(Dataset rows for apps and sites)
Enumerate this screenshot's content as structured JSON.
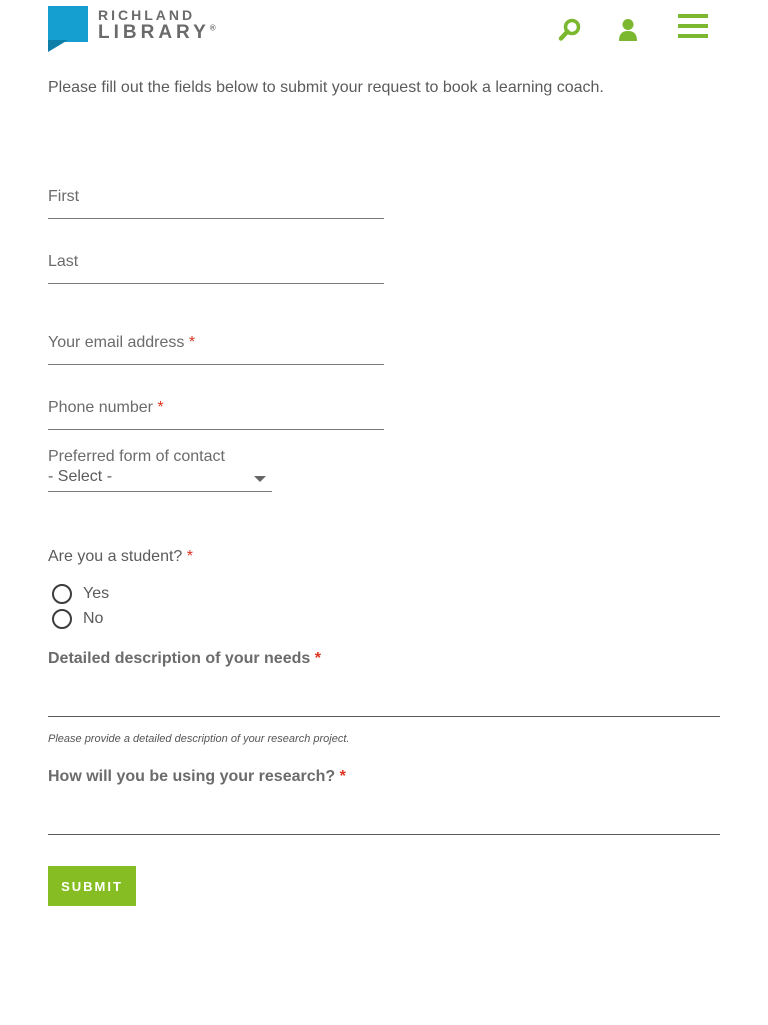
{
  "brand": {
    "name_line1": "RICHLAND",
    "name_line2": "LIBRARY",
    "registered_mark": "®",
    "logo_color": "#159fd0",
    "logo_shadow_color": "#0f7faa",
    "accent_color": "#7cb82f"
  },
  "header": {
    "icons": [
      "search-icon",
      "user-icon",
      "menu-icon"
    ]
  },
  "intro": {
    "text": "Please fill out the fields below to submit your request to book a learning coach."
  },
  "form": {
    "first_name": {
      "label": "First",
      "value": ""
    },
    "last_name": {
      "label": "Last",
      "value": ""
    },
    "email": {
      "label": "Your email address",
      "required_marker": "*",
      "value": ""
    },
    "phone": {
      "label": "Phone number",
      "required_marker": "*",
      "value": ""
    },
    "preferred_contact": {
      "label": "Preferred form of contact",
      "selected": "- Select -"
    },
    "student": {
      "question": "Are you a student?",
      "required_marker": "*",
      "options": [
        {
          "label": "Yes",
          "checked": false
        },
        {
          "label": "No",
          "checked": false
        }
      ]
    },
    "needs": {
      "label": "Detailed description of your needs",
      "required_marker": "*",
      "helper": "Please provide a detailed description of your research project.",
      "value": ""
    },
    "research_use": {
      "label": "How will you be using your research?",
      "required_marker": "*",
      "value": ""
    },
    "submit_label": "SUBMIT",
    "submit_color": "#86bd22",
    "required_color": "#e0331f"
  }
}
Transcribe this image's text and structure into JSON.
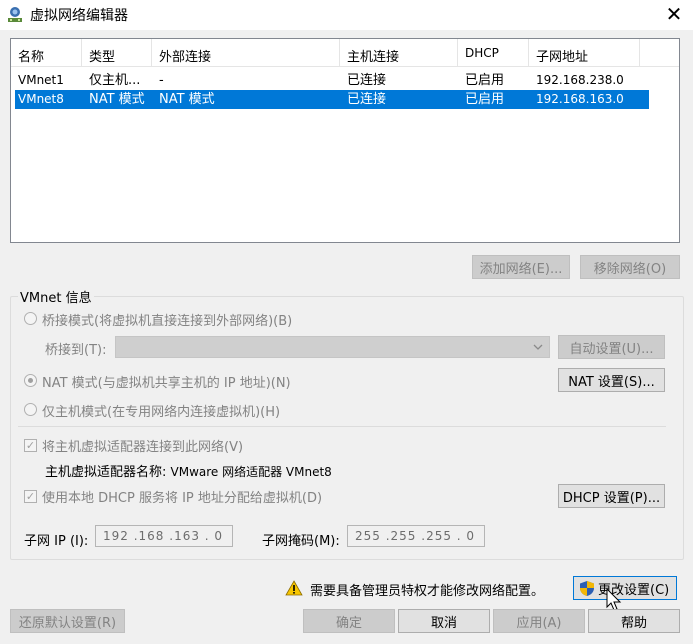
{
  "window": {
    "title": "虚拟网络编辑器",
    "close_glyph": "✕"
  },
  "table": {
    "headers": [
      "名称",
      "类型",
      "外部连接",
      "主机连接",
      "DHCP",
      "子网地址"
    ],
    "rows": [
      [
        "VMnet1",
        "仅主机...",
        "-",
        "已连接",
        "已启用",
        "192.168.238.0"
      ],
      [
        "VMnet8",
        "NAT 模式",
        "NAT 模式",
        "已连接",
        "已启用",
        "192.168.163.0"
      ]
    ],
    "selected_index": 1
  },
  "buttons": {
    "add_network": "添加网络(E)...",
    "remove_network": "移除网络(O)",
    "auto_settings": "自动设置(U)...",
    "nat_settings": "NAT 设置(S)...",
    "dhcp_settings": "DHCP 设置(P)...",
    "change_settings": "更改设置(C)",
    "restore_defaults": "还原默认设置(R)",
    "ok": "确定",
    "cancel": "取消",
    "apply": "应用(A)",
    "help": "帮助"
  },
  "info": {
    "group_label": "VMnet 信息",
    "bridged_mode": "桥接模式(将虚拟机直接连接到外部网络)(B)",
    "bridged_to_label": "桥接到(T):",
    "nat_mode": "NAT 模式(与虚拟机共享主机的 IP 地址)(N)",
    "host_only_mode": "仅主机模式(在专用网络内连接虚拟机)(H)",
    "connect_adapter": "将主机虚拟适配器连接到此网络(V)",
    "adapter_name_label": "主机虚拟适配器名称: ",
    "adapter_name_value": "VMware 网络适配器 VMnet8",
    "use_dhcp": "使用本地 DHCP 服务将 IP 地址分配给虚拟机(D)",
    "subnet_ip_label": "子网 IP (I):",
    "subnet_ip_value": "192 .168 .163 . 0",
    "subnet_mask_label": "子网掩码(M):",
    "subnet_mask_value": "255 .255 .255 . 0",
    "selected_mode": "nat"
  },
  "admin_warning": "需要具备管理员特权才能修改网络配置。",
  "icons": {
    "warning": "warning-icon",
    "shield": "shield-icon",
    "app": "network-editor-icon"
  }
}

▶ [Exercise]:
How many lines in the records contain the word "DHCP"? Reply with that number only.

▶ [Final answer]:
3